====== RECORDS FOR THE EXERCISE ======

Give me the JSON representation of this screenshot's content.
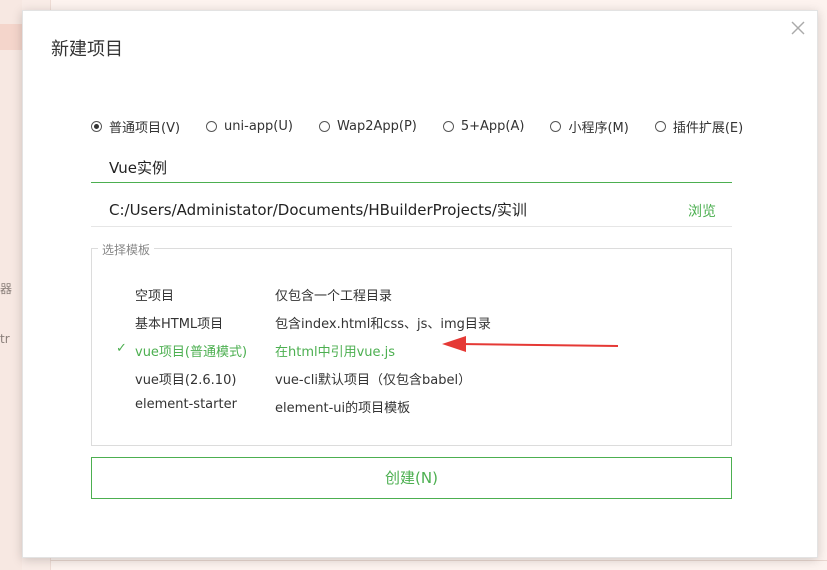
{
  "dialog": {
    "title": "新建项目"
  },
  "project_types": [
    {
      "label": "普通项目(V)",
      "checked": true
    },
    {
      "label": "uni-app(U)",
      "checked": false
    },
    {
      "label": "Wap2App(P)",
      "checked": false
    },
    {
      "label": "5+App(A)",
      "checked": false
    },
    {
      "label": "小程序(M)",
      "checked": false
    },
    {
      "label": "插件扩展(E)",
      "checked": false
    }
  ],
  "project_name": {
    "value": "Vue实例"
  },
  "project_path": {
    "value": "C:/Users/Administator/Documents/HBuilderProjects/实训",
    "browse_label": "浏览"
  },
  "templates": {
    "legend": "选择模板",
    "items": [
      {
        "name": "空项目",
        "desc": "仅包含一个工程目录",
        "selected": false
      },
      {
        "name": "基本HTML项目",
        "desc": "包含index.html和css、js、img目录",
        "selected": false
      },
      {
        "name": "vue项目(普通模式)",
        "desc": "在html中引用vue.js",
        "selected": true,
        "check": "✓"
      },
      {
        "name": "vue项目(2.6.10)",
        "desc": "vue-cli默认项目（仅包含babel）",
        "selected": false
      },
      {
        "name": "element-starter",
        "desc": "element-ui的项目模板",
        "selected": false
      }
    ]
  },
  "create_button": {
    "label": "创建(N)"
  },
  "background": {
    "frag1": "器",
    "frag2": "tr"
  },
  "colors": {
    "accent": "#4caf50",
    "arrow": "#e53935"
  }
}
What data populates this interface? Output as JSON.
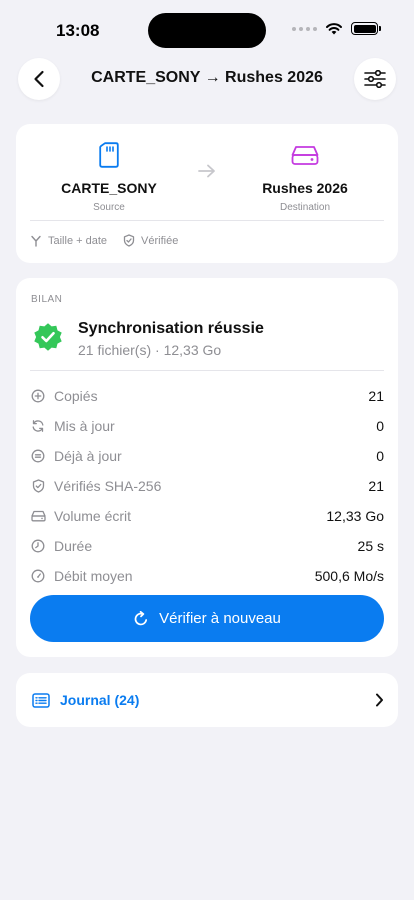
{
  "status_bar": {
    "time": "13:08"
  },
  "header": {
    "title": "CARTE_SONY → Rushes 2026"
  },
  "route": {
    "source": {
      "name": "CARTE_SONY",
      "role": "Source"
    },
    "destination": {
      "name": "Rushes 2026",
      "role": "Destination"
    },
    "compare_mode": "Taille + date",
    "verify_mode": "Vérifiée"
  },
  "summary": {
    "section_label": "BILAN",
    "title": "Synchronisation réussie",
    "subtitle": "21 fichier(s) · 12,33 Go",
    "stats": [
      {
        "icon": "plus-circle-icon",
        "label": "Copiés",
        "value": "21"
      },
      {
        "icon": "sync-icon",
        "label": "Mis à jour",
        "value": "0"
      },
      {
        "icon": "equal-circle-icon",
        "label": "Déjà à jour",
        "value": "0"
      },
      {
        "icon": "shield-check-icon",
        "label": "Vérifiés SHA-256",
        "value": "21"
      },
      {
        "icon": "drive-icon",
        "label": "Volume écrit",
        "value": "12,33 Go"
      },
      {
        "icon": "clock-icon",
        "label": "Durée",
        "value": "25 s"
      },
      {
        "icon": "gauge-icon",
        "label": "Débit moyen",
        "value": "500,6 Mo/s"
      }
    ],
    "verify_button": "Vérifier à nouveau"
  },
  "journal": {
    "label": "Journal (24)"
  },
  "colors": {
    "accent": "#0a7cf0",
    "success": "#34c759",
    "destination": "#c43ae0",
    "background": "#f2f2f7"
  }
}
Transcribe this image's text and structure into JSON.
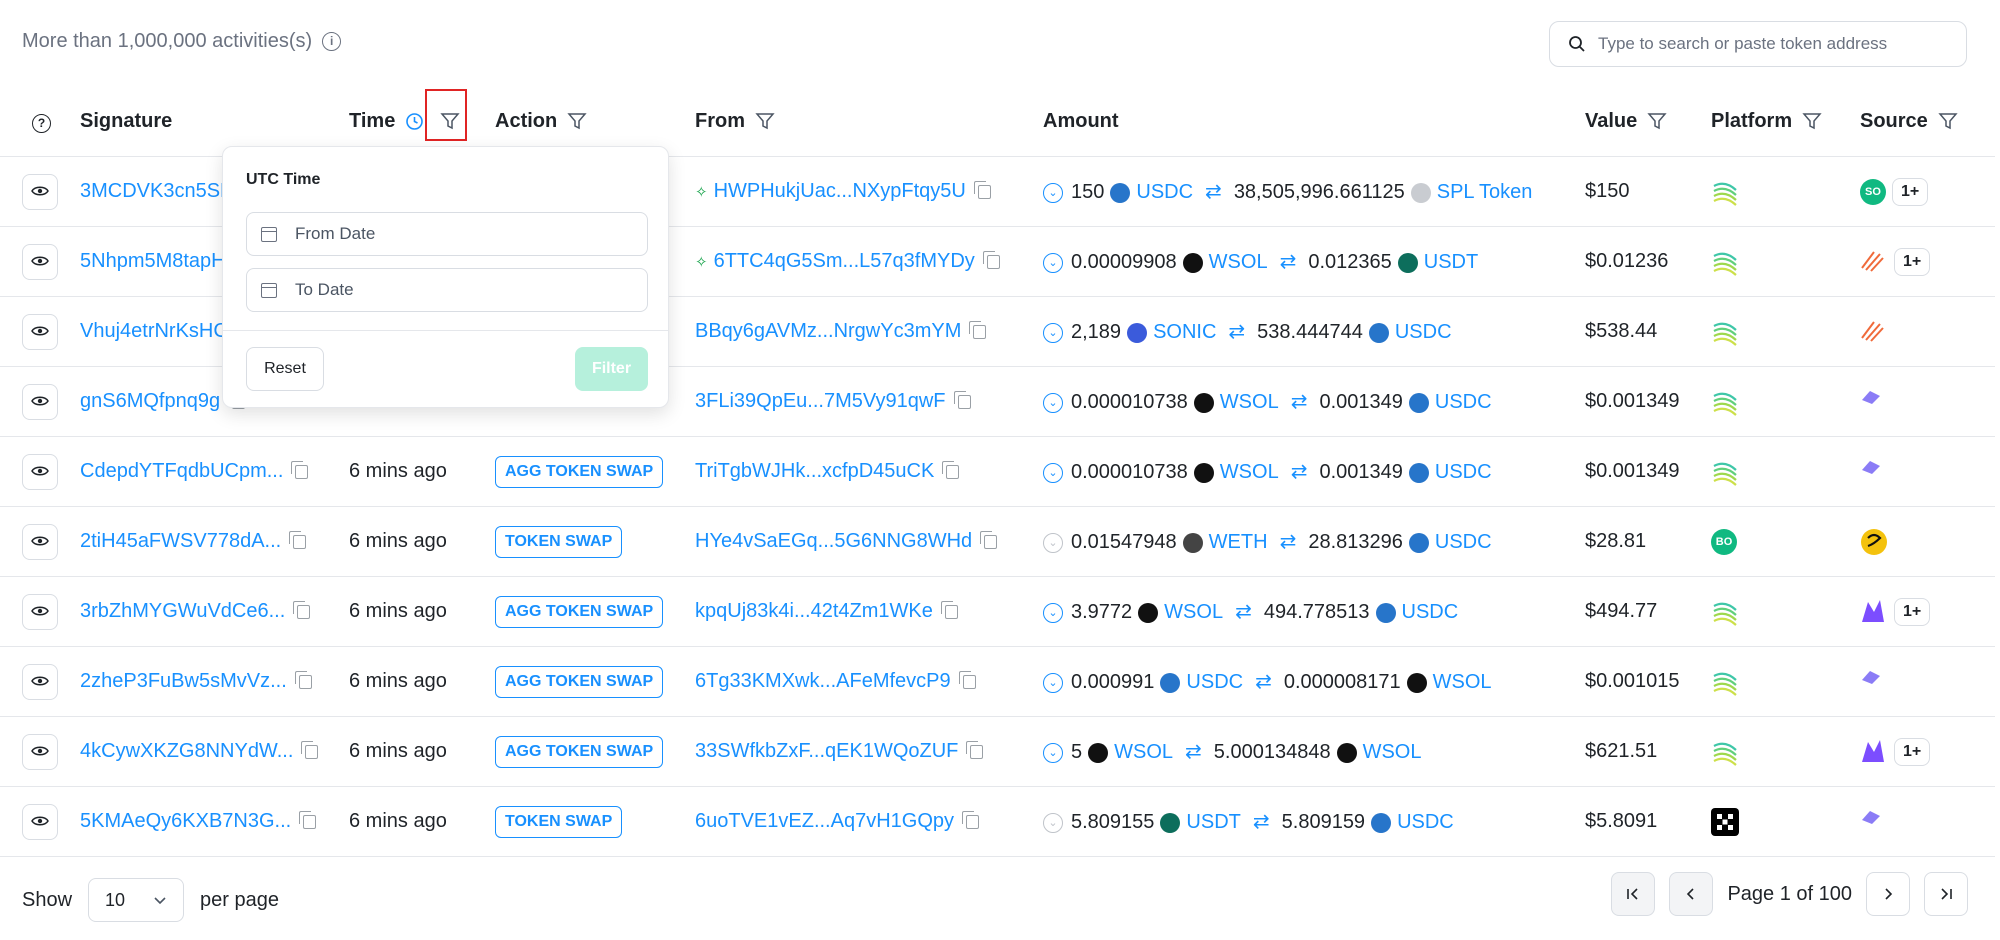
{
  "header": {
    "activity_count": "More than 1,000,000 activities(s)",
    "search_placeholder": "Type to search or paste token address"
  },
  "columns": {
    "signature": "Signature",
    "time": "Time",
    "action": "Action",
    "from": "From",
    "amount": "Amount",
    "value": "Value",
    "platform": "Platform",
    "source": "Source"
  },
  "rows": [
    {
      "sig": "3MCDVK3cn5SD",
      "time": "",
      "action": "",
      "from": "HWPHukjUac...NXypFtqy5U",
      "a1": "150",
      "t1": "USDC",
      "a2": "38,505,996.661125",
      "t2": "SPL Token",
      "value": "$150",
      "platform": "wave",
      "source_badge": "SO",
      "more": "1+"
    },
    {
      "sig": "5Nhpm5M8tapH",
      "time": "",
      "action": "",
      "from": "6TTC4qG5Sm...L57q3fMYDy",
      "a1": "0.00009908",
      "t1": "WSOL",
      "a2": "0.012365",
      "t2": "USDT",
      "value": "$0.01236",
      "platform": "wave",
      "source_badge": "",
      "more": "1+"
    },
    {
      "sig": "Vhuj4etrNrKsHC",
      "time": "",
      "action": "",
      "from": "BBqy6gAVMz...NrgwYc3mYM",
      "a1": "2,189",
      "t1": "SONIC",
      "a2": "538.444744",
      "t2": "USDC",
      "value": "$538.44",
      "platform": "wave",
      "source_badge": "",
      "more": ""
    },
    {
      "sig": "gnS6MQfpnq9g",
      "time": "",
      "action": "",
      "from": "3FLi39QpEu...7M5Vy91qwF",
      "a1": "0.000010738",
      "t1": "WSOL",
      "a2": "0.001349",
      "t2": "USDC",
      "value": "$0.001349",
      "platform": "wave",
      "source_badge": "",
      "more": ""
    },
    {
      "sig": "CdepdYTFqdbUCpm...",
      "time": "6 mins ago",
      "action": "AGG TOKEN SWAP",
      "from": "TriTgbWJHk...xcfpD45uCK",
      "a1": "0.000010738",
      "t1": "WSOL",
      "a2": "0.001349",
      "t2": "USDC",
      "value": "$0.001349",
      "platform": "wave",
      "source_badge": "",
      "more": ""
    },
    {
      "sig": "2tiH45aFWSV778dA...",
      "time": "6 mins ago",
      "action": "TOKEN SWAP",
      "from": "HYe4vSaEGq...5G6NNG8WHd",
      "a1": "0.01547948",
      "t1": "WETH",
      "a2": "28.813296",
      "t2": "USDC",
      "value": "$28.81",
      "platform": "BO",
      "source_badge": "",
      "more": ""
    },
    {
      "sig": "3rbZhMYGWuVdCe6...",
      "time": "6 mins ago",
      "action": "AGG TOKEN SWAP",
      "from": "kpqUj83k4i...42t4Zm1WKe",
      "a1": "3.9772",
      "t1": "WSOL",
      "a2": "494.778513",
      "t2": "USDC",
      "value": "$494.77",
      "platform": "wave",
      "source_badge": "",
      "more": "1+"
    },
    {
      "sig": "2zheP3FuBw5sMvVz...",
      "time": "6 mins ago",
      "action": "AGG TOKEN SWAP",
      "from": "6Tg33KMXwk...AFeMfevcP9",
      "a1": "0.000991",
      "t1": "USDC",
      "a2": "0.000008171",
      "t2": "WSOL",
      "value": "$0.001015",
      "platform": "wave",
      "source_badge": "",
      "more": ""
    },
    {
      "sig": "4kCywXKZG8NNYdW...",
      "time": "6 mins ago",
      "action": "AGG TOKEN SWAP",
      "from": "33SWfkbZxF...qEK1WQoZUF",
      "a1": "5",
      "t1": "WSOL",
      "a2": "5.000134848",
      "t2": "WSOL",
      "value": "$621.51",
      "platform": "wave",
      "source_badge": "",
      "more": "1+"
    },
    {
      "sig": "5KMAeQy6KXB7N3G...",
      "time": "6 mins ago",
      "action": "TOKEN SWAP",
      "from": "6uoTVE1vEZ...Aq7vH1GQpy",
      "a1": "5.809155",
      "t1": "USDT",
      "a2": "5.809159",
      "t2": "USDC",
      "value": "$5.8091",
      "platform": "okx",
      "source_badge": "",
      "more": ""
    }
  ],
  "popup": {
    "title": "UTC Time",
    "from_placeholder": "From Date",
    "to_placeholder": "To Date",
    "reset": "Reset",
    "filter": "Filter"
  },
  "footer": {
    "show": "Show",
    "per_page_value": "10",
    "per_page": "per page",
    "page_text": "Page 1 of 100"
  },
  "colors": {
    "accent": "#1890ff",
    "highlight": "#e02424",
    "filter_disabled": "#b6f0dc"
  }
}
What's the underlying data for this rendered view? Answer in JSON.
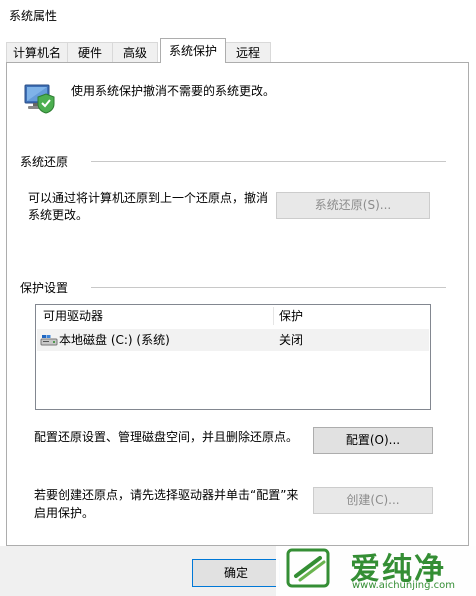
{
  "window": {
    "title": "系统属性"
  },
  "tabs": [
    {
      "label": "计算机名"
    },
    {
      "label": "硬件"
    },
    {
      "label": "高级"
    },
    {
      "label": "系统保护",
      "active": true
    },
    {
      "label": "远程"
    }
  ],
  "intro": {
    "text": "使用系统保护撤消不需要的系统更改。"
  },
  "restore": {
    "heading": "系统还原",
    "desc_line1": "可以通过将计算机还原到上一个还原点，撤消",
    "desc_line2": "系统更改。",
    "button": "系统还原(S)..."
  },
  "protection": {
    "heading": "保护设置",
    "columns": [
      "可用驱动器",
      "保护"
    ],
    "rows": [
      {
        "drive": "本地磁盘 (C:) (系统)",
        "status": "关闭"
      }
    ],
    "config_text": "配置还原设置、管理磁盘空间，并且删除还原点。",
    "config_button": "配置(O)...",
    "create_line1": "若要创建还原点，请先选择驱动器并单击“配置”来",
    "create_line2": "启用保护。",
    "create_button": "创建(C)..."
  },
  "footer": {
    "ok": "确定"
  },
  "watermark": {
    "name": "爱纯净",
    "url": "www.aichunjing.com"
  },
  "colors": {
    "accent": "#0078d7",
    "watermark_green": "#2e8b2e"
  }
}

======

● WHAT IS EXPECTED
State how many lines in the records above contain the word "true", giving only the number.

● COMPLETED TASK
3